╔══
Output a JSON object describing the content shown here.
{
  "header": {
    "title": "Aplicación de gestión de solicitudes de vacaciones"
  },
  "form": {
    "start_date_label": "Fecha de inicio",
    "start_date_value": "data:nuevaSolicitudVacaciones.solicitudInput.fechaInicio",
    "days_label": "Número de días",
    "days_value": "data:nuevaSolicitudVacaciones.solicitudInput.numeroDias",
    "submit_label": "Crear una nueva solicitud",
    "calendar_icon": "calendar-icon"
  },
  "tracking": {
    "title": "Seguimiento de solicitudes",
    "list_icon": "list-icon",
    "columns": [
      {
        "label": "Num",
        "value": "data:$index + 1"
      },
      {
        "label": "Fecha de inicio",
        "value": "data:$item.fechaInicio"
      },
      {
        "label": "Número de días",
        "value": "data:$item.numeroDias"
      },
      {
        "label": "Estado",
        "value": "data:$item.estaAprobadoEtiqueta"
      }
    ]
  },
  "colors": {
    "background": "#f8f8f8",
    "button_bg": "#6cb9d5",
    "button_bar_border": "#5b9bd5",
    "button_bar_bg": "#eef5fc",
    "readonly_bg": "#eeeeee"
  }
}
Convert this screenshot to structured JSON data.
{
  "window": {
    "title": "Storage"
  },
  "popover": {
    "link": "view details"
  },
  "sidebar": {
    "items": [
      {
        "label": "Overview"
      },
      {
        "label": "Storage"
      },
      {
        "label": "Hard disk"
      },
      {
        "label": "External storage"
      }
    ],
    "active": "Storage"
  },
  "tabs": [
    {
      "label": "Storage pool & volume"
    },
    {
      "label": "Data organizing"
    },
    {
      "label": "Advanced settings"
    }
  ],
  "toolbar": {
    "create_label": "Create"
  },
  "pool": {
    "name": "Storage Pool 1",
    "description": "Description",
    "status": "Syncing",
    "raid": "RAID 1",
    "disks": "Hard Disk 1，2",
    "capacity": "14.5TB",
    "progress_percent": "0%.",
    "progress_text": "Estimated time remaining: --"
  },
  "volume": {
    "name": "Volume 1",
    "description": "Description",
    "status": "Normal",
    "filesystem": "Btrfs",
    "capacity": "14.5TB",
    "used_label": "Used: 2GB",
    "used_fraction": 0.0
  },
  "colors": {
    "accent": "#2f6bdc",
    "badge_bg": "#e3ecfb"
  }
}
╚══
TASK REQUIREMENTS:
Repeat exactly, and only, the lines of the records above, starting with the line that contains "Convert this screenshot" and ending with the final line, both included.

REPLY:
Convert this screenshot to structured JSON data.
{
  "window": {
    "title": "Storage"
  },
  "popover": {
    "link": "view details"
  },
  "sidebar": {
    "items": [
      {
        "label": "Overview"
      },
      {
        "label": "Storage"
      },
      {
        "label": "Hard disk"
      },
      {
        "label": "External storage"
      }
    ],
    "active": "Storage"
  },
  "tabs": [
    {
      "label": "Storage pool & volume"
    },
    {
      "label": "Data organizing"
    },
    {
      "label": "Advanced settings"
    }
  ],
  "toolbar": {
    "create_label": "Create"
  },
  "pool": {
    "name": "Storage Pool 1",
    "description": "Description",
    "status": "Syncing",
    "raid": "RAID 1",
    "disks": "Hard Disk 1，2",
    "capacity": "14.5TB",
    "progress_percent": "0%.",
    "progress_text": "Estimated time remaining: --"
  },
  "volume": {
    "name": "Volume 1",
    "description": "Description",
    "status": "Normal",
    "filesystem": "Btrfs",
    "capacity": "14.5TB",
    "used_label": "Used: 2GB",
    "used_fraction": 0.0
  },
  "colors": {
    "accent": "#2f6bdc",
    "badge_bg": "#e3ecfb"
  }
}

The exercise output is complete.